  1. height, altitude

References[edit]

  • Mohamed Hassan Kamil (2015) L’afar: description grammaticale d’une langue couchitique (Djibouti, Erythrée et Ethiopie)[1], Paris: Université Sorbonne Paris Cité (doctoral thesis)

Asi[edit]

Noun[edit]

irò

  1. dog

Cebuano[edit]

Etymology[edit]

From older ido.

Pronunciation[edit]

  • Hyphenation: i‧ro

Noun[edit]

iro

  1. a dog
    Synonym: ayam
  2. an ablutophobic person
  3. a despicable person
  4. dog meat; the flesh and other edible parts derived from dogs

Quotations[edit]


Esperanto[edit]

Etymology[edit]

From iri (to go) +‎ -o.

Pronunciation[edit]

Noun[edit]

iro (accusative singular iron, plural iroj, accusative plural irojn)

  1. trip, course, run, going

Japanese[edit]

Romanization[edit]

iro

  1. Rōmaji transcription of いろ

Maori[edit]

Etymology[edit]

From Proto-Austronesian (compare Indonesian ulat (caterpillar), Malay ulat (worm, maggot), Fijian ulo, Chamorro ulo').

Noun[edit]

iro (used in a reduplicated form as iroiro)

  1. maggot

Old Saxon[edit]

Alternative forms[edit]

Etymology[edit]

From Proto-Germanic *hiz.

Pronoun[edit]

(h)iro

  1. her

Declension[edit]


Portuguese[edit]

Verb[edit]

iro

  1. first-person singular (eu) present indicative of irar

Spanish[edit]

Etymology[edit]

(This etymology is missing or incomplete. Please add to it, or discuss it at the Etymology scriptorium.)

Pronunciation[edit]

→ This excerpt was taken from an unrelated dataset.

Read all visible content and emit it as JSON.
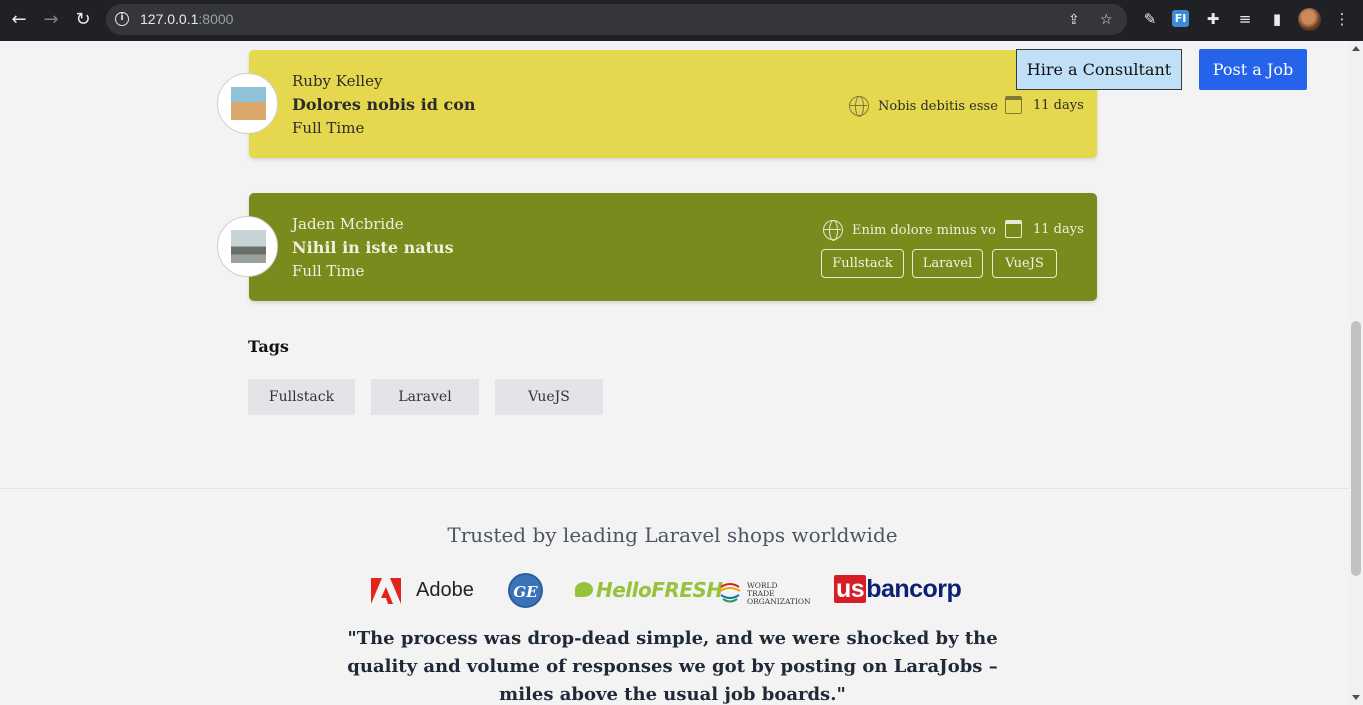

Noun[edit]

iro m (plural iros)

  1. (rare) a Mohawk hairstyle
    Synonyms: cresta, mohicano

Welsh[edit]

Etymology[edit]

Cognate with Cornish ura.

Pronunciation[edit]

Verb[edit]

iro (first-person singular present iraf)

  1. to lubricate, oil
  2. to anoint

Conjugation[edit]

Mutation[edit]

Welsh mutation
radical soft nasal h-prothesis
iro unchanged unchanged hiro
Note: Some of these forms may be hypothetical. Not every
possible mutated form of every word actually occurs.

Further reading[edit]

  • R. J. Thomas, G. A. Bevan, P. J. Donovan, A. Hawke et al., editors (1950–present) , “iraf”, in Geiriadur Prifysgol Cymru Online (in Welsh), University of Wales Centre for Advanced Welsh & Celtic Studies